Inside the Mind of Cybercriminals
Cybercriminals are quite skilled and tech-savvy. They also know how to operate efficiently. As such, they can now reach into our private lives, our homes, and our businesses. Unfortunately, most of the time, there’s nothing we can do about it. However, by understanding how they operate you can learn to protect yourself better.
Most cybercriminals are intelligent and creative. They enjoy taking risks and are labeled “geeks” because they have a keen interest in computer science. They also have good social and communications skills they use to manipulate their victims. Sometimes they work by themselves but there are also times when they work as a group.
Regardless of their personal characteristics, cybercriminals know how to take advantage of our devices’ vulnerability. They exploit flaws in their software to spread malware in ways that are difficult to anticipate and challenging to stop. While this is nothing new, what’s new is that there are new workarounds that help cybercriminals avoid well-known security tactics. Some examples of their level of ingenuity include the fact that cyberattackers are now:
- Leveraging vulnerabilities that affect widely used types of software
- Changing what type of malware they deliver during a cyberattack
- Changing ransomware extensions so that it takes longer to notice the strain on the resources that are being attacked
- Using auto-updating elements to automate new payload delivery
- Being more creative so it’s harder to recognize spoofing
- Targeting widespread vulnerabilities through much scarier proof of concept attacks
- Leaking everyone’s data
- Using spambots that are much better than any of the ones invented or used in the past
- Creating sophisticated supply-chain attacks that have much deeper geopolitical implications
Protection Guide Against Malware Threats
Considering how we’re now dealing with modern cybercriminals who are much more sophisticated than any whom we’ve ever dealt with before, it’s time for everyone to learn all they can about software patching. As a business owner, it’s important to provide each of our employees with as much information as we can about cybersecurity threats. Even home users need this education today. In fact, it’s up to all of us to proactively change our behaviors in a way that will enhance our security online.
We must all admit that the online landscape is no longer safe. With this thought in the forefront of our minds, securing our valuable data should become a top priority. There are some useful ways to maximize your protection against these attacks. They include:

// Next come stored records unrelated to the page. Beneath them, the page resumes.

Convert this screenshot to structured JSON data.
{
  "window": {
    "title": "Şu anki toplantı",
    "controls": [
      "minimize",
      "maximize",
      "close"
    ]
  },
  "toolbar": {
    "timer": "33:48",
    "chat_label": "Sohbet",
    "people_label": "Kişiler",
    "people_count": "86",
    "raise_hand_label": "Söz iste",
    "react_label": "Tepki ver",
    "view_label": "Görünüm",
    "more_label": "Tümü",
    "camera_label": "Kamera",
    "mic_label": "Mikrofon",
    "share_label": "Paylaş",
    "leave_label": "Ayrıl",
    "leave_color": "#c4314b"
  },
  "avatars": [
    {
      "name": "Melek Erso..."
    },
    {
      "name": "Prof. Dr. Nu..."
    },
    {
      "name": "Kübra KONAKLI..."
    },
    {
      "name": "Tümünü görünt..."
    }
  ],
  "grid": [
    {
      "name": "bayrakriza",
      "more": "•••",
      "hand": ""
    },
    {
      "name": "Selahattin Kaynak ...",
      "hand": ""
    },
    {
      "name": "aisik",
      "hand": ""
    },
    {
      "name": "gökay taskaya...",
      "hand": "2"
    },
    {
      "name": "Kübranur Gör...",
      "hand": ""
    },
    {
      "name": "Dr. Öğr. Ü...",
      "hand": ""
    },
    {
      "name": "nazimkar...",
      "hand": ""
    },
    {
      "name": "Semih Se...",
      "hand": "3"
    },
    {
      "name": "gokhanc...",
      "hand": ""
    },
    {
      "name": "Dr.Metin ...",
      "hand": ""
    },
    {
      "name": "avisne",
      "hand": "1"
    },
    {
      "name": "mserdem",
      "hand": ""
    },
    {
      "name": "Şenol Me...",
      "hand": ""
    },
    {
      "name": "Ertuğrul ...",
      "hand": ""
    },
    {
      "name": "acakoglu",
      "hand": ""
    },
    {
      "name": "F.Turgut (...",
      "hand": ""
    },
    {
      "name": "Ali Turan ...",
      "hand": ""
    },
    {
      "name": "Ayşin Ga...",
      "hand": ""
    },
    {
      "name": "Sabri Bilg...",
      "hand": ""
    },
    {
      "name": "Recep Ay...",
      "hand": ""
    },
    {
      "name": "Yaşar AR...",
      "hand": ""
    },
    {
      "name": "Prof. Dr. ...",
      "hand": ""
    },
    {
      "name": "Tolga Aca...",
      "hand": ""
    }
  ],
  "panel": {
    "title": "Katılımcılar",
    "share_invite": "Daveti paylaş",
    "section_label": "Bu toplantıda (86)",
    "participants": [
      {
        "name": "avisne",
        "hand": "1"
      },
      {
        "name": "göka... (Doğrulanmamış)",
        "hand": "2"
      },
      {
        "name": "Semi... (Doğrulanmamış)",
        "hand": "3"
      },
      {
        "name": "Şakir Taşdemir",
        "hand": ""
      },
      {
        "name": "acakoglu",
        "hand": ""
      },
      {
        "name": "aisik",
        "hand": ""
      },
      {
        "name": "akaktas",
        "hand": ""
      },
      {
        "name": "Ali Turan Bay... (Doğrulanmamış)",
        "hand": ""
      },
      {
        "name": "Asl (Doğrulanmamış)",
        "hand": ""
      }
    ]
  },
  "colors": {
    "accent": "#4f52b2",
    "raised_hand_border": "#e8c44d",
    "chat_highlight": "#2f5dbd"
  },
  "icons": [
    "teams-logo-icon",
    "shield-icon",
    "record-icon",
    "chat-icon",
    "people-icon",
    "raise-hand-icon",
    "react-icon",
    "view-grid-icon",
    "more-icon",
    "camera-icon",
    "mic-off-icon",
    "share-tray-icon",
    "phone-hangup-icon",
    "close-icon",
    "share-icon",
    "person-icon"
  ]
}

Make sure all your software is up-to-date. As soon as a new update is released you should install it. This will add multiple layers of security that will decrease your chances of being infected with malware.

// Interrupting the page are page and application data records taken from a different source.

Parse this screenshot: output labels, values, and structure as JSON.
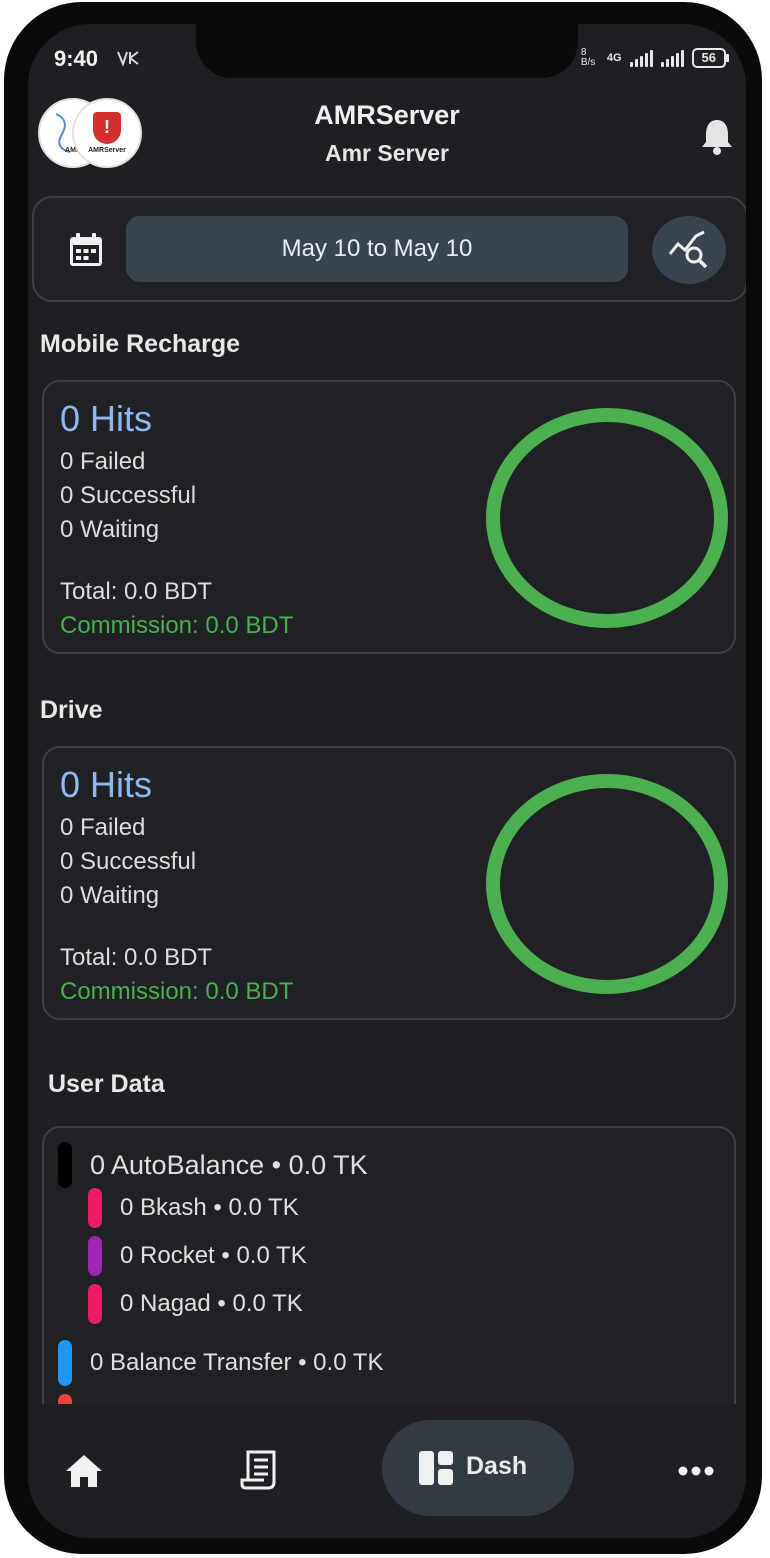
{
  "status_bar": {
    "time": "9:40",
    "left_icons": "ᵥ⁄ₛ",
    "network_speed": "8 B/s",
    "network_type": "4G",
    "battery": "56"
  },
  "header": {
    "title": "AMRServer",
    "subtitle": "Amr Server",
    "logo_text_left": "AMR",
    "logo_text_right": "AMRServer"
  },
  "date_filter": {
    "range_label": "May 10 to May 10"
  },
  "sections": {
    "mobile_recharge": {
      "title": "Mobile Recharge",
      "hits": "0 Hits",
      "failed": "0 Failed",
      "successful": "0 Successful",
      "waiting": "0 Waiting",
      "total": "Total: 0.0 BDT",
      "commission": "Commission: 0.0 BDT"
    },
    "drive": {
      "title": "Drive",
      "hits": "0 Hits",
      "failed": "0 Failed",
      "successful": "0 Successful",
      "waiting": "0 Waiting",
      "total": "Total: 0.0 BDT",
      "commission": "Commission: 0.0 BDT"
    },
    "user_data": {
      "title": "User Data",
      "items": [
        {
          "label": "0 AutoBalance • 0.0 TK",
          "color": "#000000"
        },
        {
          "label": "0 Bkash • 0.0 TK",
          "color": "#e91e63"
        },
        {
          "label": "0 Rocket • 0.0 TK",
          "color": "#9c27b0"
        },
        {
          "label": "0 Nagad • 0.0 TK",
          "color": "#e91e63"
        },
        {
          "label": "0 Balance Transfer • 0.0 TK",
          "color": "#2196f3"
        }
      ],
      "partial_item_color": "#f44336"
    }
  },
  "bottom_nav": {
    "dash_label": "Dash"
  },
  "colors": {
    "ring": "#4caf50",
    "hits": "#8fb8f0",
    "commission": "#4caf50"
  }
}
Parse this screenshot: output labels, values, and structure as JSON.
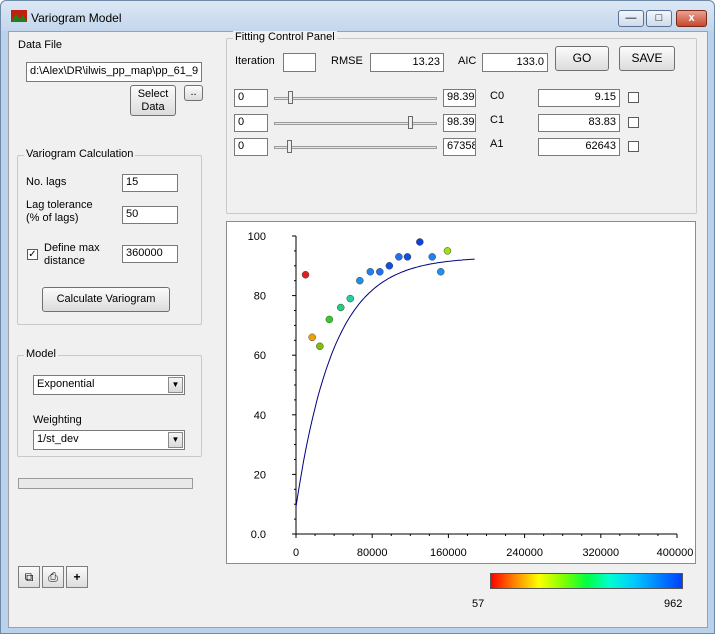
{
  "window": {
    "title": "Variogram Model",
    "min_label": "—",
    "max_label": "□",
    "close_label": "x"
  },
  "data_file": {
    "label": "Data File",
    "value": "d:\\Alex\\DR\\ilwis_pp_map\\pp_61_9",
    "select_label": "Select Data",
    "browse_label": ".."
  },
  "calc": {
    "group_title": "Variogram Calculation",
    "nlags_label": "No. lags",
    "nlags_value": "15",
    "lagtol_label_1": "Lag tolerance",
    "lagtol_label_2": "(% of lags)",
    "lagtol_value": "50",
    "define_max_label_1": "Define max",
    "define_max_label_2": "distance",
    "define_max_checked": true,
    "max_distance_value": "360000",
    "calculate_label": "Calculate Variogram"
  },
  "model": {
    "group_title": "Model",
    "model_value": "Exponential",
    "weighting_label": "Weighting",
    "weighting_value": "1/st_dev"
  },
  "fitting": {
    "group_title": "Fitting Control Panel",
    "iteration_label": "Iteration",
    "iteration_value": "",
    "rmse_label": "RMSE",
    "rmse_value": "13.23",
    "aic_label": "AIC",
    "aic_value": "133.0",
    "go_label": "GO",
    "save_label": "SAVE",
    "params": [
      {
        "min": "0",
        "max": "98.39",
        "name": "C0",
        "value": "9.15",
        "slider_fraction": 0.09,
        "fixed": false
      },
      {
        "min": "0",
        "max": "98.39",
        "name": "C1",
        "value": "83.83",
        "slider_fraction": 0.85,
        "fixed": false
      },
      {
        "min": "0",
        "max": "67358",
        "name": "A1",
        "value": "62643",
        "slider_fraction": 0.08,
        "fixed": false
      }
    ]
  },
  "chart_data": {
    "type": "scatter",
    "title": "",
    "xlabel": "",
    "ylabel": "",
    "xlim": [
      0,
      400000
    ],
    "ylim": [
      0,
      100
    ],
    "x_ticks": [
      "0",
      "80000",
      "160000",
      "240000",
      "320000",
      "400000"
    ],
    "y_ticks": [
      "0.0",
      "20",
      "40",
      "60",
      "80",
      "100"
    ],
    "points": [
      {
        "x": 10000,
        "y": 87,
        "color": "#e02020"
      },
      {
        "x": 17000,
        "y": 66,
        "color": "#f0a000"
      },
      {
        "x": 25000,
        "y": 63,
        "color": "#80c000"
      },
      {
        "x": 35000,
        "y": 72,
        "color": "#30d020"
      },
      {
        "x": 47000,
        "y": 76,
        "color": "#20d080"
      },
      {
        "x": 57000,
        "y": 79,
        "color": "#20d0a0"
      },
      {
        "x": 67000,
        "y": 85,
        "color": "#2090e0"
      },
      {
        "x": 78000,
        "y": 88,
        "color": "#2080f0"
      },
      {
        "x": 88000,
        "y": 88,
        "color": "#2070f0"
      },
      {
        "x": 98000,
        "y": 90,
        "color": "#1050e0"
      },
      {
        "x": 108000,
        "y": 93,
        "color": "#2070f0"
      },
      {
        "x": 117000,
        "y": 93,
        "color": "#1050e0"
      },
      {
        "x": 130000,
        "y": 98,
        "color": "#1040e0"
      },
      {
        "x": 143000,
        "y": 93,
        "color": "#2080f0"
      },
      {
        "x": 152000,
        "y": 88,
        "color": "#2090f0"
      },
      {
        "x": 159000,
        "y": 95,
        "color": "#a0e010"
      }
    ],
    "model_curve": {
      "type": "exponential",
      "nugget": 9.15,
      "sill": 83.83,
      "range": 62643
    },
    "colorbar": {
      "min_label": "57",
      "max_label": "962"
    }
  }
}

Use a password manager program to create strong, unique passwords for each of your accounts. This makes it harder for you to be hacked and if one account is hacked, it makes sure that not every account is vulnerable.
Always have at least two backups for your data – an external hard drive and one in the cloud.

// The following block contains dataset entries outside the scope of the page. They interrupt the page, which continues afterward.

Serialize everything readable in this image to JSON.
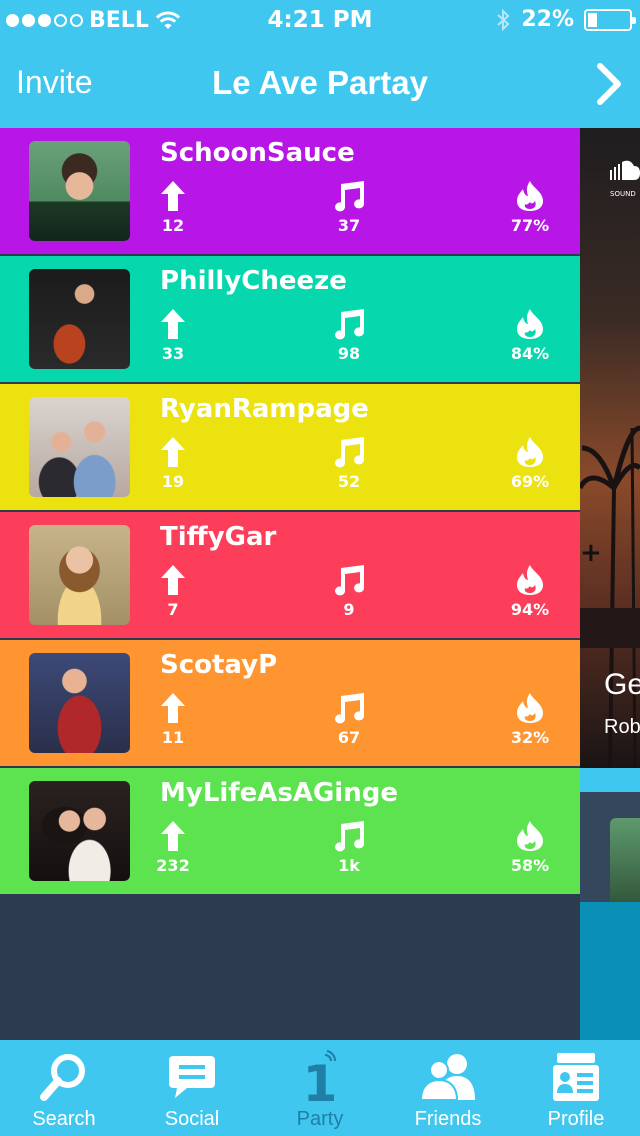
{
  "status_bar": {
    "carrier": "BELL",
    "time": "4:21 PM",
    "battery": "22%",
    "signal_bars_filled": 3,
    "signal_bars_total": 5
  },
  "nav": {
    "left_label": "Invite",
    "title": "Le Ave Partay",
    "right_icon": "chevron-right-icon"
  },
  "members": [
    {
      "name": "SchoonSauce",
      "upvotes": "12",
      "songs": "37",
      "hot": "77%",
      "color": "#b716e6"
    },
    {
      "name": "PhillyCheeze",
      "upvotes": "33",
      "songs": "98",
      "hot": "84%",
      "color": "#06d7ac"
    },
    {
      "name": "RyanRampage",
      "upvotes": "19",
      "songs": "52",
      "hot": "69%",
      "color": "#ebe20f"
    },
    {
      "name": "TiffyGar",
      "upvotes": "7",
      "songs": "9",
      "hot": "94%",
      "color": "#fc3e5b"
    },
    {
      "name": "ScotayP",
      "upvotes": "11",
      "songs": "67",
      "hot": "32%",
      "color": "#fe9530"
    },
    {
      "name": "MyLifeAsAGinge",
      "upvotes": "232",
      "songs": "1k",
      "hot": "58%",
      "color": "#5de350"
    }
  ],
  "peek": {
    "title": "Ge",
    "artist": "Rob",
    "logo_text": "SOUND"
  },
  "tabs": [
    {
      "label": "Search",
      "icon": "search-icon"
    },
    {
      "label": "Social",
      "icon": "chat-bubble-icon"
    },
    {
      "label": "Party",
      "icon": "party-number-icon",
      "active": true,
      "badge": "1"
    },
    {
      "label": "Friends",
      "icon": "friends-icon"
    },
    {
      "label": "Profile",
      "icon": "profile-card-icon"
    }
  ],
  "colors": {
    "accent": "#3fc7ef",
    "background": "#2d3b4e",
    "active_tab": "#1f7fa6"
  }
}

Keep your software and infrastructure up-to-date because cybercriminals look for outdated software and infrastructure when launching new attacks. It’s up to you to close any potential holes in your cybersecurity. To enhance your protection here, you should always use an antivirus program along with a proactive cybersecurity software solution.
Make sure you don’t have an “it can’t happen to me” mindset to one that focuses on educating yourself about cybercrime so you can stay safe online. Having at least a minimal amount of cybersecurity knowledge is essential for everyone today. This is the only way you can easily discern the good from the bad so you’re safer online.
Learning from cybercriminals’ malicious actions will give you the best defense against their tactics. As such, we need to continually investigate what makes cybercriminals tick so we always act in a proactive way in a timely fashion.